Hillcrest House is now well-known locally as one of the better guest houses, where large bedrooms, high sash windows and a capacious lounge and dining room mean that no matter how many guests are around, you always feel like you’re alone in your own home.


My room at Hillcrest House...the view looks over the Solway Firth and the Wigtown Bay Local Nature Reserve, the largest private reserve in Britain.

For the town, Hillcrest supplies a down-to-earth, slightly bohemian atmosphere – the kind that authors with the same qualities would enjoy. And indeed they do. When the Wigtown Book Festival takes place in autumn, Hillcrest is the preferred guest house for well-known English authors like Willie Russell (Educating Rita, Shirley Valentine) and Joanne Harris (Chocolat), who spent a lot of time on the stairwell at Hillcrest chatting to Debbie's cats! "She was just lovely," says Debbie.

Debbie cooks all the meals, using only local produce. Pork from nearby Sunnyside Farm, potatoes, beetroot and other veggies from her back garden, lamb from the saltmarshes and so forth. Meals are Scottish, tasty, wholesome – let Debbie cook you “chicken stuffed with Haggis in a whisky cream sauce”. This sort of dish is the type that won Hillcrest the title of Scotland’s Real Food Award in 2009, an independent competition which is judged partly on the locality of the ingredients.

The Firths like a good chat, and are happy to discuss anything and everything that’s going on in the area...

1) Visit the gardens in southern Scotland. Because of the warm Gulf Stream sea current which eddies in the Irish Sea, the area hosts many gardens which are able to grow exotic – and southern hemisphere – plants. Here are just two of 19 in the area:

Logan Botanic Garden, near the Mull of Galloway – , claimed to be Scotland’s most exotic garden, with groves of eucalypts and a brilliant flower garden that is in bloom all year round.

Dunskey Gardens & Maze, near Portpatrick, comprising a huge greenhouse, as well as a maze in which to get lost.

Go to the Dumfries and Galloway tourism website to see all the others.

2) On the way to Wigtown from England, stop off near Kirkcudbright at the Galloway Wildlife Conservation Park , where about 100 different species – some rare and endangered - are kept. The park is part of the European Endangered Species Programme, meaning breeding is co-ordinated according to strict guidelines.

3) Go to Monreith, to see the area which inspired naturalist Gavin Maxwell to write Ring of Bright Water (which describes how he brought an otter back to Scotland from Iraq in 1960)...and pop in to see the otters at Monreith Animal World nearby.

4) Check out the Mull of Galloway Lighthouse, at the southernmost point of Scotland.
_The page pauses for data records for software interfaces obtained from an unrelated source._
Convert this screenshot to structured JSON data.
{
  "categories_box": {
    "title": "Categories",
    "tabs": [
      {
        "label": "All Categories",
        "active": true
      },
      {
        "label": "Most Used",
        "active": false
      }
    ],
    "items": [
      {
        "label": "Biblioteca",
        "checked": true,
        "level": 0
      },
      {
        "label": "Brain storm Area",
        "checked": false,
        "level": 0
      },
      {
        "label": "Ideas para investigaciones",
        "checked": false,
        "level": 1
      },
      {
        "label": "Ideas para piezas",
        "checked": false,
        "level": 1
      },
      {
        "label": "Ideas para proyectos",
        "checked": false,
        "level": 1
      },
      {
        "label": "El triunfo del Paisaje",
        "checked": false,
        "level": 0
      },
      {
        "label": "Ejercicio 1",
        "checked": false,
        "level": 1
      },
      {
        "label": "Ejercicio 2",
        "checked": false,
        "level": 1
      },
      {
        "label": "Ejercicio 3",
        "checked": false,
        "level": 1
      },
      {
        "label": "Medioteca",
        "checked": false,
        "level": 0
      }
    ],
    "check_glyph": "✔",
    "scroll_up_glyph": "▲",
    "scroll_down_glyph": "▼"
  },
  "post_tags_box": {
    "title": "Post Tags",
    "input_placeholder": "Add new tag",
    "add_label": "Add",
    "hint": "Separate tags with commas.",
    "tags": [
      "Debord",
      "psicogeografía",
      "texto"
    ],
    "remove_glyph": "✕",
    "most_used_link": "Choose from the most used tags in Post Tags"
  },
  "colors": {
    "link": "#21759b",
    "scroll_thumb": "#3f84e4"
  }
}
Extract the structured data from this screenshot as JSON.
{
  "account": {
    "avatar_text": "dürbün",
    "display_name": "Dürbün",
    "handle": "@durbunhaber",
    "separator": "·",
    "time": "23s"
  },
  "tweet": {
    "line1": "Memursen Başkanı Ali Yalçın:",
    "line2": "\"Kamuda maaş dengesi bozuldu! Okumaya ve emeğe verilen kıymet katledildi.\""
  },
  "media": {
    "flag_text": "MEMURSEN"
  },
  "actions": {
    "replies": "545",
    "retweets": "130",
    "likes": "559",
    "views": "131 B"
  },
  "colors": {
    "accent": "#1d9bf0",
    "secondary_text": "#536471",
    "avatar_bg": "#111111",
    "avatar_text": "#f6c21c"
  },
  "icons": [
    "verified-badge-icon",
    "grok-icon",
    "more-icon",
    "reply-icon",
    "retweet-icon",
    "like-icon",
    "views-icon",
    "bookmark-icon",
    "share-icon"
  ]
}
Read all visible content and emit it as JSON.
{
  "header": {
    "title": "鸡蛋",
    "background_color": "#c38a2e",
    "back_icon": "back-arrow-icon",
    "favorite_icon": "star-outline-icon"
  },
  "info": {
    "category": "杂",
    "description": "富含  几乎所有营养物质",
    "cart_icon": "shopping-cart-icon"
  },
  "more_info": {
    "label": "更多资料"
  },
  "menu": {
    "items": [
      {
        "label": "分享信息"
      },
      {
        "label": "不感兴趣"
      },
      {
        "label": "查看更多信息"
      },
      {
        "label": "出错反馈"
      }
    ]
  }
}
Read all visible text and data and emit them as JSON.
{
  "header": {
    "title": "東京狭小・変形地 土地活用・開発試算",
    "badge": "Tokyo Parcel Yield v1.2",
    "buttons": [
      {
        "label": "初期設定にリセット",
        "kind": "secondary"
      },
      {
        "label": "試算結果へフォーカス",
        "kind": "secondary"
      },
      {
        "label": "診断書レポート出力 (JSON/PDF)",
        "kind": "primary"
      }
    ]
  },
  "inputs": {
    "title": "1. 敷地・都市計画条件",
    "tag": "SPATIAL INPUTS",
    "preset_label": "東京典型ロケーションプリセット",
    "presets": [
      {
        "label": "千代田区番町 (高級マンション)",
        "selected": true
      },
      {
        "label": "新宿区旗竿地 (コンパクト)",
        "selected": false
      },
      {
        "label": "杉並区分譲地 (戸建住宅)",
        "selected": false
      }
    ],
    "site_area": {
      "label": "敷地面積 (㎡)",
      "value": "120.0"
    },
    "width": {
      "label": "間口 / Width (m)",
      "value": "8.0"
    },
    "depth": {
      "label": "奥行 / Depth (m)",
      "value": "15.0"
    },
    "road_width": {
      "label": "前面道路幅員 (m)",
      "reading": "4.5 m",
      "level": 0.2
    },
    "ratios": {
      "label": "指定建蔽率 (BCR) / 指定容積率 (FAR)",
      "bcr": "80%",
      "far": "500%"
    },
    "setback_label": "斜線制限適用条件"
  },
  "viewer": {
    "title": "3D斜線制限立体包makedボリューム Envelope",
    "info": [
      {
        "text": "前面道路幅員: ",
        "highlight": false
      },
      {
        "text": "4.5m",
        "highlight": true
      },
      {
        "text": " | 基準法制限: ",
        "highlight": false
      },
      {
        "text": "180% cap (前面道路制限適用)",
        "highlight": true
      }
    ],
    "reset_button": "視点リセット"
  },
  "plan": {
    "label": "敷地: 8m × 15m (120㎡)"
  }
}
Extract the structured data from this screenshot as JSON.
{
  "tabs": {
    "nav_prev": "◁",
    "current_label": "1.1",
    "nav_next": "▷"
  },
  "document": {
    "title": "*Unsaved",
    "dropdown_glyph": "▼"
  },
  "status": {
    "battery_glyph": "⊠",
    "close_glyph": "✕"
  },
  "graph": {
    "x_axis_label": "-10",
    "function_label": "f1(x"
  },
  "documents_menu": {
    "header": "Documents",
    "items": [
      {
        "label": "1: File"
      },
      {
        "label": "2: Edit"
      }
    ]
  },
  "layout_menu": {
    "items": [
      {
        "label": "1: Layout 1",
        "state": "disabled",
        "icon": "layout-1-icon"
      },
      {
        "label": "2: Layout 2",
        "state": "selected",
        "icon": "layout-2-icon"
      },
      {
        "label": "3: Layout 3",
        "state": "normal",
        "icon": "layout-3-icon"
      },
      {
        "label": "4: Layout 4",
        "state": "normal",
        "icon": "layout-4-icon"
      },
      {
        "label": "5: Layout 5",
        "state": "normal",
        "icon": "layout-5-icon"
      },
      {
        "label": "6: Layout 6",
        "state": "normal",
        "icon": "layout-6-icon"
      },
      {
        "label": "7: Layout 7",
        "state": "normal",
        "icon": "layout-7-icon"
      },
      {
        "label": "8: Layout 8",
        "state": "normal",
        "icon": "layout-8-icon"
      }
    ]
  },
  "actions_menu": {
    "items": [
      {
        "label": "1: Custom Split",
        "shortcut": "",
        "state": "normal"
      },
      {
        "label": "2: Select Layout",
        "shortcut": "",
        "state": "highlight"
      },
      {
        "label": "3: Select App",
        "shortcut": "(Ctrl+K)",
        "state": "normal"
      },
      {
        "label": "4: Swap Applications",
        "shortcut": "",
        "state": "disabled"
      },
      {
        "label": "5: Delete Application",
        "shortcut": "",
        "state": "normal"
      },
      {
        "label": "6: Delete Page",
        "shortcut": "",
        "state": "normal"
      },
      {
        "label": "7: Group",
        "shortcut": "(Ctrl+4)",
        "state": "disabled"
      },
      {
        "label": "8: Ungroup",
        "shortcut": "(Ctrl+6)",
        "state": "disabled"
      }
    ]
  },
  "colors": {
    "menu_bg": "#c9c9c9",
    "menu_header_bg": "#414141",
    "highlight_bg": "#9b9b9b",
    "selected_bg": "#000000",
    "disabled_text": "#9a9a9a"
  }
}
During summer you can climb to the top for great views, or spend a night in the lighthouse’s cottage .

5) Go on a dairy farm tour at Cream o’ Galloway, but more importantly, try out their ten different flavours of organic ice-cream.